WHAT YOU NEED TO DO »
Repeat the records. Each line must match exactly.

EXERCISE INPUT »
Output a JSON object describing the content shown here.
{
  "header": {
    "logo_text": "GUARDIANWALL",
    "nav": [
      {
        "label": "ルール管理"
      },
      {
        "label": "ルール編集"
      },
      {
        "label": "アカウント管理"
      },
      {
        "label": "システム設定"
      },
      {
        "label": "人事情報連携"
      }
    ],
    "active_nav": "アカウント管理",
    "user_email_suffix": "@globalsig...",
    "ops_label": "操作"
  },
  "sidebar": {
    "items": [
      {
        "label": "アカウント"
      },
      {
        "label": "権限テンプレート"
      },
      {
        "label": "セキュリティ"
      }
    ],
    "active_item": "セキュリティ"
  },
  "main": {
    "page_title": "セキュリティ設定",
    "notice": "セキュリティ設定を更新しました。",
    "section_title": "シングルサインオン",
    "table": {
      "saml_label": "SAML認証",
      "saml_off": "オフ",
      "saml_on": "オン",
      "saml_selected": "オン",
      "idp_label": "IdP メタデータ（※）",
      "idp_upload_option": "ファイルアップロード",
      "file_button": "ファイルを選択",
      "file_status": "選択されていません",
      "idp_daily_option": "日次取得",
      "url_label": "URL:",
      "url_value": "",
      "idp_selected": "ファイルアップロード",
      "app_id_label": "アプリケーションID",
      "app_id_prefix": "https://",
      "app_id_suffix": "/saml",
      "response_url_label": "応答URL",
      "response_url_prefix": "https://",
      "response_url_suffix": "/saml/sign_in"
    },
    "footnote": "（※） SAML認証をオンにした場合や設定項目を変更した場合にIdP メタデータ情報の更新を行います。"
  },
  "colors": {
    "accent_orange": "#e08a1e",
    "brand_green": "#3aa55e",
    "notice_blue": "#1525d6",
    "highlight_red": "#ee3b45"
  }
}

SOLUTION BELOW »
Output a JSON object describing the content shown here.
{
  "header": {
    "logo_text": "GUARDIANWALL",
    "nav": [
      {
        "label": "ルール管理"
      },
      {
        "label": "ルール編集"
      },
      {
        "label": "アカウント管理"
      },
      {
        "label": "システム設定"
      },
      {
        "label": "人事情報連携"
      }
    ],
    "active_nav": "アカウント管理",
    "user_email_suffix": "@globalsig...",
    "ops_label": "操作"
  },
  "sidebar": {
    "items": [
      {
        "label": "アカウント"
      },
      {
        "label": "権限テンプレート"
      },
      {
        "label": "セキュリティ"
      }
    ],
    "active_item": "セキュリティ"
  },
  "main": {
    "page_title": "セキュリティ設定",
    "notice": "セキュリティ設定を更新しました。",
    "section_title": "シングルサインオン",
    "table": {
      "saml_label": "SAML認証",
      "saml_off": "オフ",
      "saml_on": "オン",
      "saml_selected": "オン",
      "idp_label": "IdP メタデータ（※）",
      "idp_upload_option": "ファイルアップロード",
      "file_button": "ファイルを選択",
      "file_status": "選択されていません",
      "idp_daily_option": "日次取得",
      "url_label": "URL:",
      "url_value": "",
      "idp_selected": "ファイルアップロード",
      "app_id_label": "アプリケーションID",
      "app_id_prefix": "https://",
      "app_id_suffix": "/saml",
      "response_url_label": "応答URL",
      "response_url_prefix": "https://",
      "response_url_suffix": "/saml/sign_in"
    },
    "footnote": "（※） SAML認証をオンにした場合や設定項目を変更した場合にIdP メタデータ情報の更新を行います。"
  },
  "colors": {
    "accent_orange": "#e08a1e",
    "brand_green": "#3aa55e",
    "notice_blue": "#1525d6",
    "highlight_red": "#ee3b45"
  }
}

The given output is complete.